Never miss a story

Get subscribed to our newsletter


×
The fine is the largest one the FTC has ever levied on a tech company. But it's affordable for Facebook, which brought in almost $56 billion in revenue in 2018. Pixabay

Facebook is set to pay $5 billion to the US Federal Trade Commission (FTC) this week as fine for users’ privacy violations in the Cambridge Analytica data scandal involving 87 million users.

The FTC has also fined credit bureau Equifax $575-$700 million for the breach that compromised 147 million users’ personal data in 2017, Slate.com reported on Tuesday. Earlier this month, the FTC commissioners voted by 3-2 with Republicans in support and Democrats in opposition to the penalty on Facebook.


It is still unclear what the restrictions are on Facebook’s handling of user privacy in the settlement. FTC and Facebook declined to comment on the story. But Facebook said in April that it expected to pay up to $5 billion to settle the probe.


The FTC investigated whether Facebook’s data sharing with the British firm violated a 2011 consent agreement signed between Facebook and the regulator. Pixabay

The FTC initiated the investigation after a scandal involving former British consulting firm Cambridge Analytica, which was accused of illegally accessing data of more than 87 million Facebook users without their prior knowledge.

ALSO READ: Coal-Fired Power to Remain Main Source of Energy Despite Push for Renewables

The FTC investigated whether Facebook’s data sharing with the British firm violated a 2011 consent agreement signed between Facebook and the regulator. The fine is the largest one the FTC has ever levied on a tech company. But it’s affordable for Facebook, which brought in almost $56 billion in revenue in 2018.

There have been several incidents after the Cambridge Analytica episode where Facebook acknowledged series of privacy lapses, including the latest admission that it mishandled millions of users’ passwords on Instagram and “unintentionally” uploaded emails of nearly 1.5 million of its new users. Facebook was set to announce its second quarter (Q2) results on Wednesday. (IANS)
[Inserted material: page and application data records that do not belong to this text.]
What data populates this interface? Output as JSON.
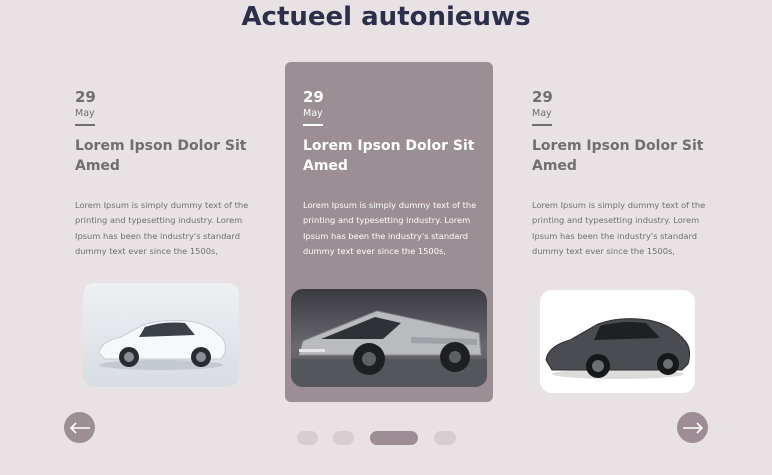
{
  "section": {
    "title": "Actueel autonieuws"
  },
  "cards": [
    {
      "day": "29",
      "month": "May",
      "headline": "Lorem Ipson Dolor Sit Amed",
      "body": "Lorem Ipsum is simply dummy text of the printing and typesetting industry. Lorem Ipsum has been the industry's standard dummy text ever since the 1500s,",
      "image": "white-sedan",
      "active": false
    },
    {
      "day": "29",
      "month": "May",
      "headline": "Lorem Ipson Dolor Sit Amed",
      "body": "Lorem Ipsum is simply dummy text of the printing and typesetting industry. Lorem Ipsum has been the industry's standard dummy text ever since the 1500s,",
      "image": "steel-pickup-truck",
      "active": true
    },
    {
      "day": "29",
      "month": "May",
      "headline": "Lorem Ipson Dolor Sit Amed",
      "body": "Lorem Ipsum is simply dummy text of the printing and typesetting industry. Lorem Ipsum has been the industry's standard dummy text ever since the 1500s,",
      "image": "dark-grey-suv",
      "active": false
    }
  ],
  "navigation": {
    "prev_icon": "arrow-left-icon",
    "next_icon": "arrow-right-icon"
  },
  "pagination": {
    "count": 4,
    "active_index": 2
  },
  "colors": {
    "background": "#e8e2e4",
    "title": "#2b2f4a",
    "text": "#6f6e70",
    "accent": "#9b8e94",
    "dot_inactive": "#d8ced2"
  }
}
Popular

Cross

By Maria Wirth

This is a true story about a Hindu who had converted to Christianity, and who felt the need to convince his family also to convert.

Once on a flight from Germany to India, one of those bright, young Indians sat across the aisle. We started talking. He was a science lecturer at an American university.
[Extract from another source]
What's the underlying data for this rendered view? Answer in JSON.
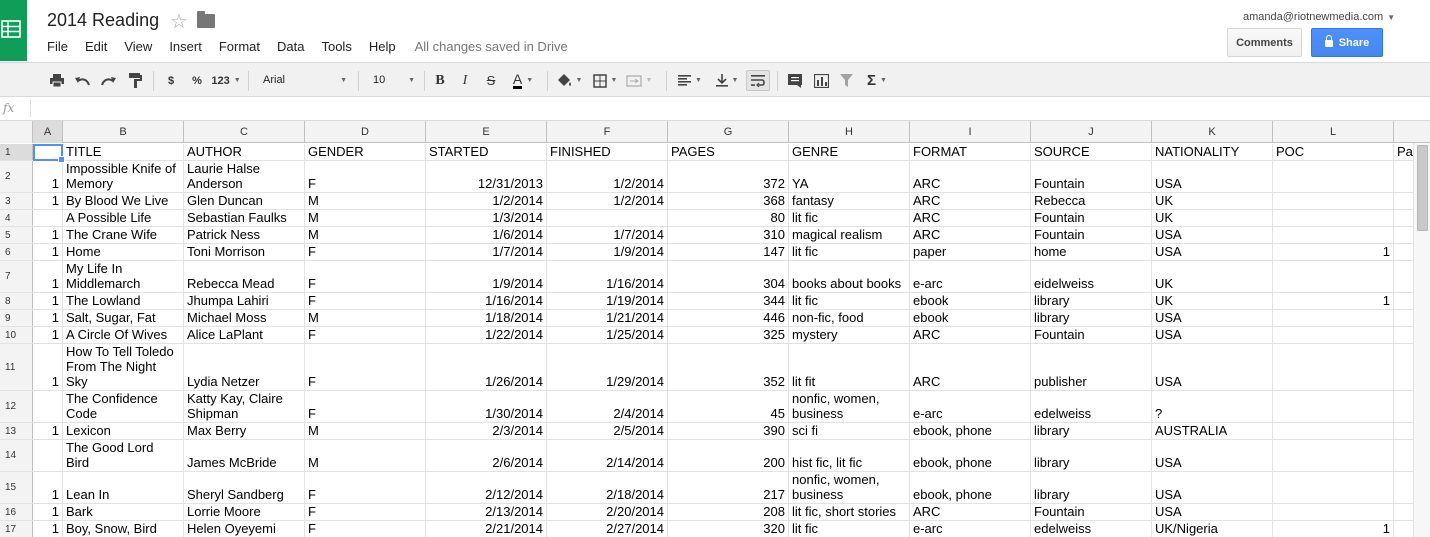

Keep Reading Show less
Markus Spiske, Unsplash

A behavior-centric approach based on a human-centric viewpoint on cybersecurity

By- Laxman Balagani
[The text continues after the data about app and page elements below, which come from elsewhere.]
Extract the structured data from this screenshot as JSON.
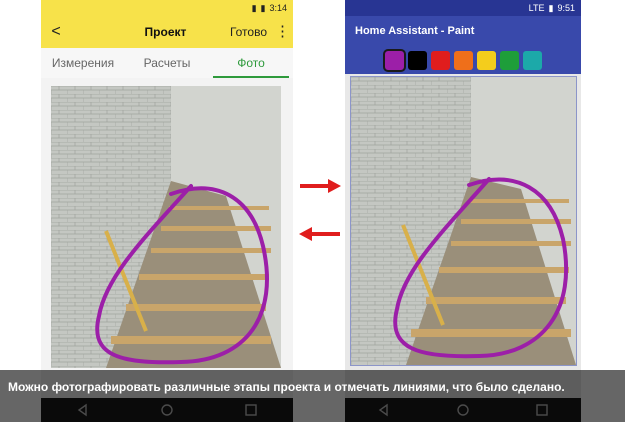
{
  "left_app": {
    "status_time": "3:14",
    "toolbar": {
      "back_glyph": "<",
      "title": "Проект",
      "done_label": "Готово",
      "more_glyph": "⋮"
    },
    "tabs": [
      {
        "label": "Измерения",
        "active": false
      },
      {
        "label": "Расчеты",
        "active": false
      },
      {
        "label": "Фото",
        "active": true
      }
    ],
    "accent_color": "#f7e24a",
    "tab_active_color": "#2e9a3c"
  },
  "right_app": {
    "status_time": "9:51",
    "status_icon_label": "LTE",
    "title": "Home Assistant - Paint",
    "palette": [
      {
        "name": "purple",
        "color": "#9c1fa8",
        "selected": true
      },
      {
        "name": "black",
        "color": "#000000",
        "selected": false
      },
      {
        "name": "red",
        "color": "#e01d1d",
        "selected": false
      },
      {
        "name": "orange",
        "color": "#ef6f1a",
        "selected": false
      },
      {
        "name": "yellow",
        "color": "#f4cd1c",
        "selected": false
      },
      {
        "name": "green",
        "color": "#1e9e3a",
        "selected": false
      },
      {
        "name": "teal",
        "color": "#1ca9a9",
        "selected": false
      }
    ],
    "accent_color": "#3949ab"
  },
  "arrows_color": "#e01d1d",
  "drawing_color": "#9c1fa8",
  "caption": "Можно фотографировать различные этапы проекта и отмечать линиями, что было сделано."
}
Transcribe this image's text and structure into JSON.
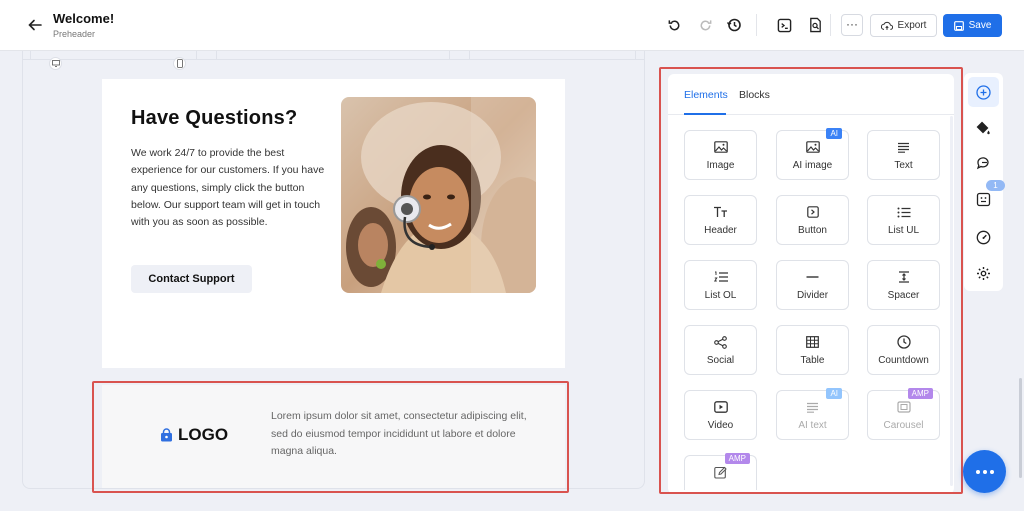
{
  "header": {
    "title": "Welcome!",
    "subtitle": "Preheader",
    "export_label": "Export",
    "save_label": "Save",
    "more_label": "···"
  },
  "email": {
    "heading": "Have Questions?",
    "body": "We work 24/7 to provide the best experience for our customers. If you have any questions, simply click the button below. Our support team will get in touch with you as soon as possible.",
    "button_label": "Contact Support",
    "footer_logo": "LOGO",
    "footer_text": "Lorem ipsum dolor sit amet, consectetur adipiscing elit, sed do eiusmod tempor incididunt ut labore et dolore magna aliqua."
  },
  "panel": {
    "tabs": [
      "Elements",
      "Blocks"
    ],
    "active_tab": "Elements",
    "elements": [
      {
        "label": "Image",
        "icon": "image-icon"
      },
      {
        "label": "AI image",
        "icon": "ai-image-icon",
        "badge": "AI"
      },
      {
        "label": "Text",
        "icon": "text-icon"
      },
      {
        "label": "Header",
        "icon": "header-icon"
      },
      {
        "label": "Button",
        "icon": "button-icon"
      },
      {
        "label": "List UL",
        "icon": "list-ul-icon"
      },
      {
        "label": "List OL",
        "icon": "list-ol-icon"
      },
      {
        "label": "Divider",
        "icon": "divider-icon"
      },
      {
        "label": "Spacer",
        "icon": "spacer-icon"
      },
      {
        "label": "Social",
        "icon": "social-icon"
      },
      {
        "label": "Table",
        "icon": "table-icon"
      },
      {
        "label": "Countdown",
        "icon": "countdown-icon"
      },
      {
        "label": "Video",
        "icon": "video-icon"
      },
      {
        "label": "AI text",
        "icon": "ai-text-icon",
        "badge": "AI"
      },
      {
        "label": "Carousel",
        "icon": "carousel-icon",
        "badge": "AMP"
      },
      {
        "label": "",
        "icon": "form-icon",
        "badge": "AMP"
      }
    ]
  },
  "rail": {
    "comments_badge": "1"
  },
  "colors": {
    "accent": "#1f6fe8",
    "highlight": "#d9534f"
  }
}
Remote working has grown to be a dominant trend in the post-pandemic world. Gartner anticipates that 41% of employees will work at least some of the time remotely once the coronavirus is in the rear-view mirror. Such a lasting change in the workplace culture has had the biggest impact on cybersecurity.

Keep Reading Show less

After taking a bath and wearing the traditional religious dress (dhoṫi and chadar or uttarīya) one should apply the religious marks on the forehead.

By- Devakinanda Ji!

OṀ (AUM)-TRI-KAALA-SUN-DHYA-ANU-ṢTHI-ṪA-BHOO-MYAI—NA-MA-HA

Keep reading... Show less